Please work out how many lines in the data below contain "Task", and reply with that number alone.
(Dataset records begins)
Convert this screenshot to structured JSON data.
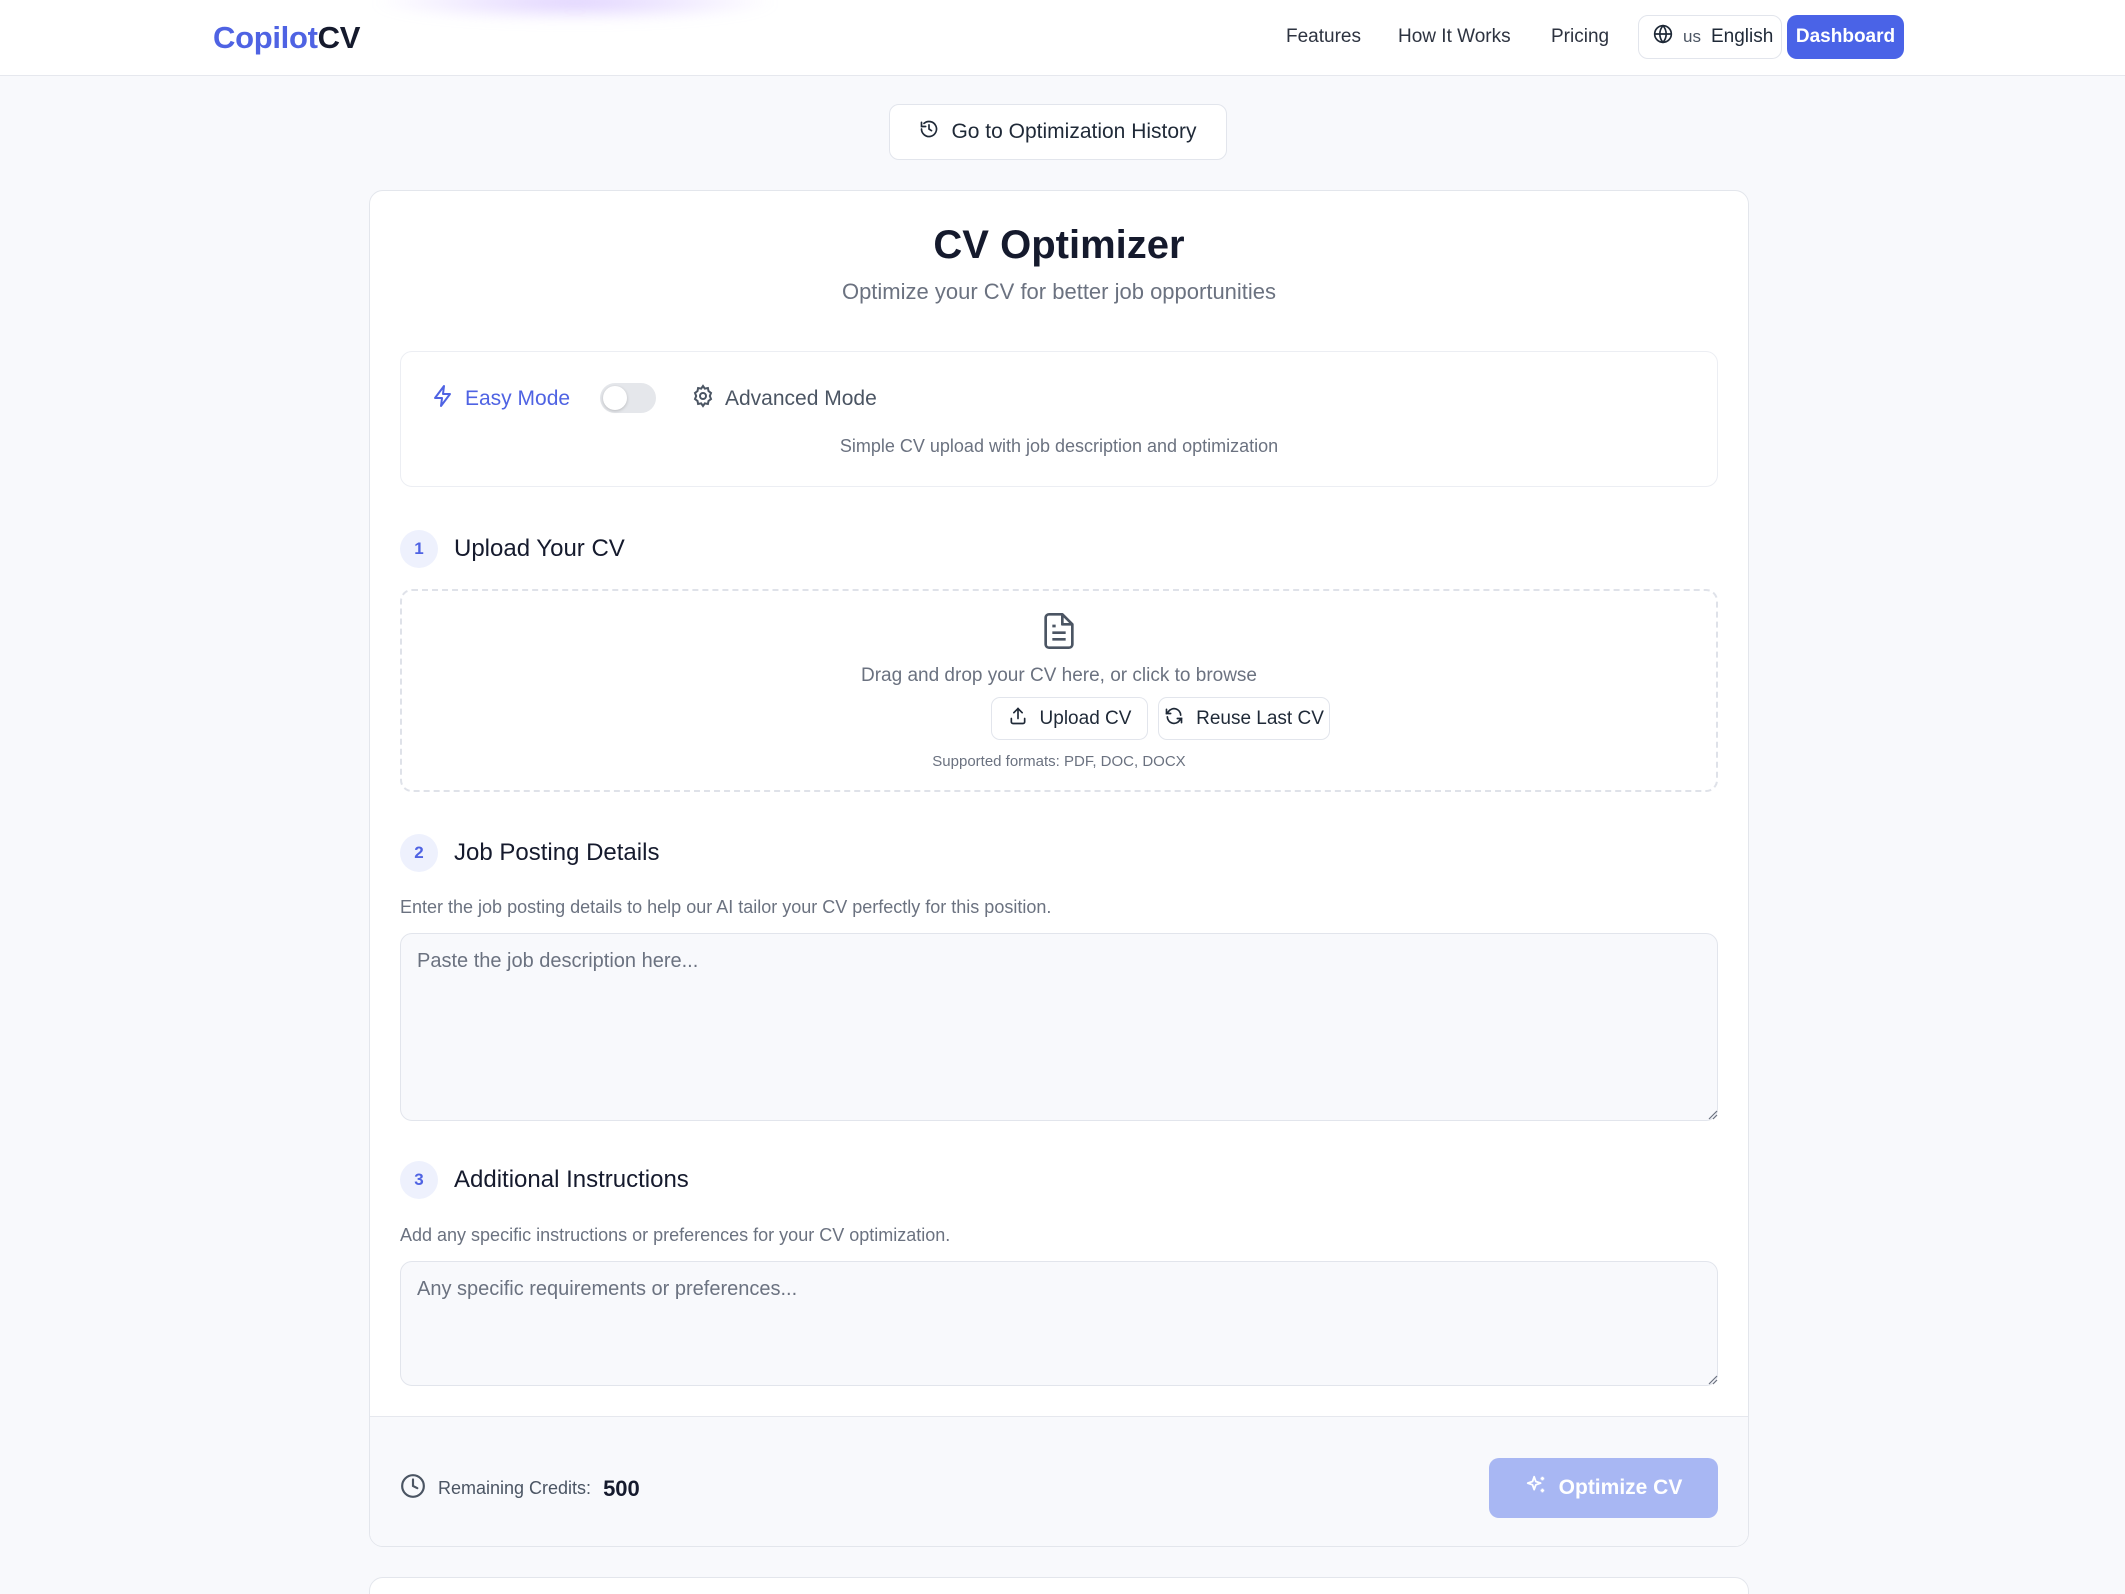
{
  "header": {
    "logo_part1": "Copilot",
    "logo_part2": "CV",
    "nav": [
      "Features",
      "How It Works",
      "Pricing"
    ],
    "language_code": "us",
    "language_name": "English",
    "dashboard_label": "Dashboard"
  },
  "history_button": "Go to Optimization History",
  "optimizer": {
    "title": "CV Optimizer",
    "subtitle": "Optimize your CV for better job opportunities",
    "mode": {
      "easy_label": "Easy Mode",
      "advanced_label": "Advanced Mode",
      "description": "Simple CV upload with job description and optimization",
      "advanced_enabled": false
    },
    "steps": [
      {
        "number": "1",
        "label": "Upload Your CV"
      },
      {
        "number": "2",
        "label": "Job Posting Details"
      },
      {
        "number": "3",
        "label": "Additional Instructions"
      }
    ],
    "upload": {
      "prompt": "Drag and drop your CV here, or click to browse",
      "upload_label": "Upload CV",
      "reuse_label": "Reuse Last CV",
      "formats": "Supported formats: PDF, DOC, DOCX"
    },
    "job": {
      "helper": "Enter the job posting details to help our AI tailor your CV perfectly for this position.",
      "placeholder": "Paste the job description here..."
    },
    "instructions": {
      "helper": "Add any specific instructions or preferences for your CV optimization.",
      "placeholder": "Any specific requirements or preferences..."
    },
    "footer": {
      "credits_label": "Remaining Credits:",
      "credits_value": "500",
      "optimize_label": "Optimize CV"
    }
  },
  "colors": {
    "accent": "#4a63e7",
    "accent_disabled": "#a8b7f3",
    "background": "#f8f9fc"
  }
}
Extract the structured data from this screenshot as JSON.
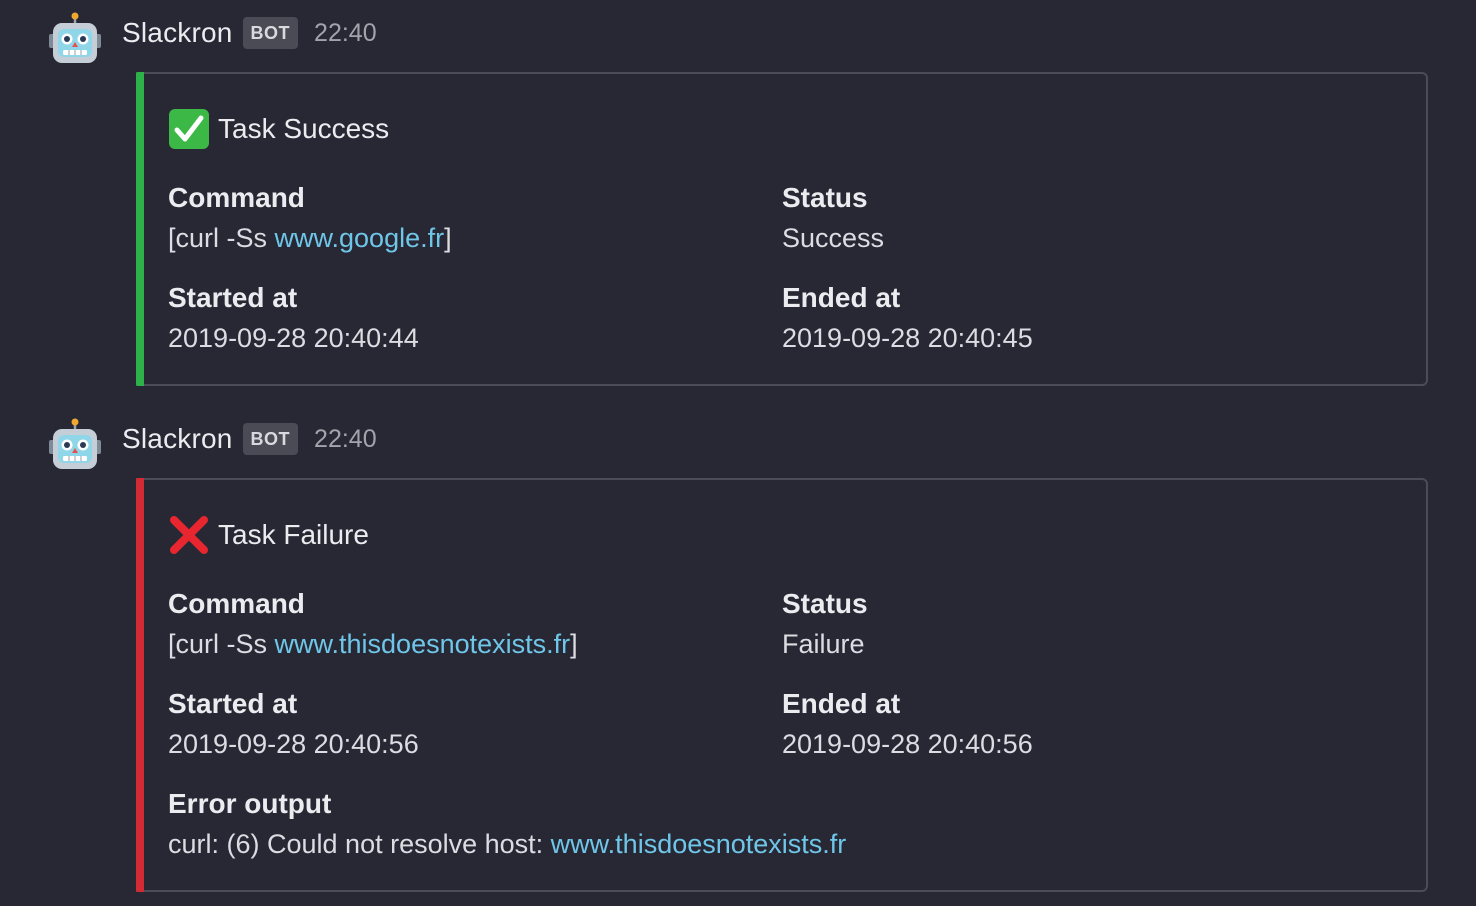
{
  "messages": [
    {
      "username": "Slackron",
      "badge": "BOT",
      "time": "22:40",
      "avatar_icon": "robot-face-icon",
      "attachment": {
        "accent_color": "#2db24a",
        "title_icon": "check-mark-icon",
        "title": "Task Success",
        "fields": {
          "command": {
            "label": "Command",
            "prefix": "[curl -Ss ",
            "link": "www.google.fr",
            "suffix": "]"
          },
          "status": {
            "label": "Status",
            "value": "Success"
          },
          "started": {
            "label": "Started at",
            "value": "2019-09-28 20:40:44"
          },
          "ended": {
            "label": "Ended at",
            "value": "2019-09-28 20:40:45"
          }
        }
      }
    },
    {
      "username": "Slackron",
      "badge": "BOT",
      "time": "22:40",
      "avatar_icon": "robot-face-icon",
      "attachment": {
        "accent_color": "#d42a35",
        "title_icon": "cross-mark-icon",
        "title": "Task Failure",
        "fields": {
          "command": {
            "label": "Command",
            "prefix": "[curl -Ss ",
            "link": "www.thisdoesnotexists.fr",
            "suffix": "]"
          },
          "status": {
            "label": "Status",
            "value": "Failure"
          },
          "started": {
            "label": "Started at",
            "value": "2019-09-28 20:40:56"
          },
          "ended": {
            "label": "Ended at",
            "value": "2019-09-28 20:40:56"
          },
          "error": {
            "label": "Error output",
            "prefix": "curl: (6) Could not resolve host: ",
            "link": "www.thisdoesnotexists.fr"
          }
        }
      }
    }
  ]
}
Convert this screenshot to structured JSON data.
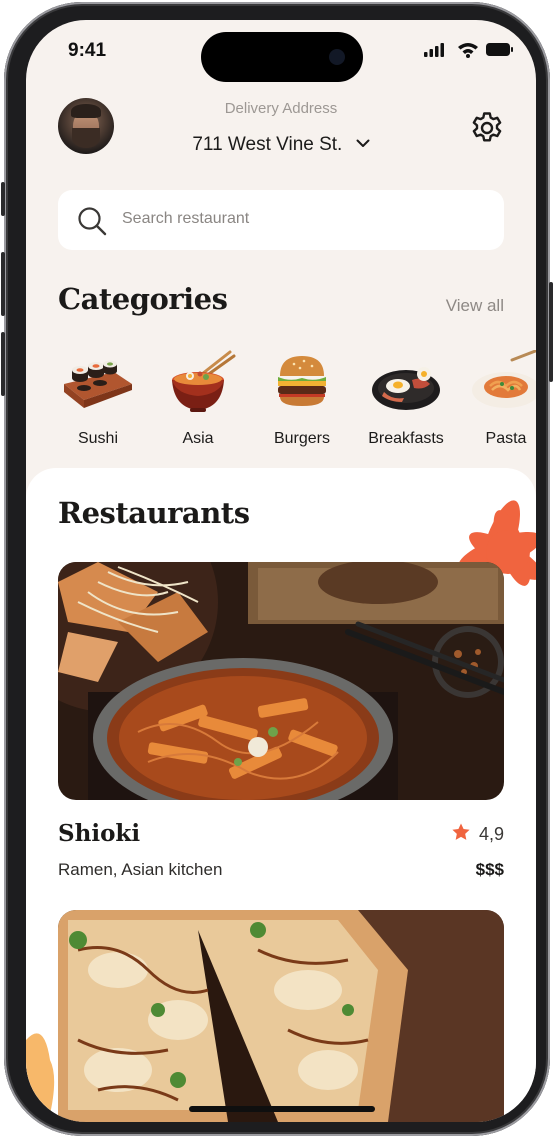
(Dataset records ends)
Reply to the exercise -
2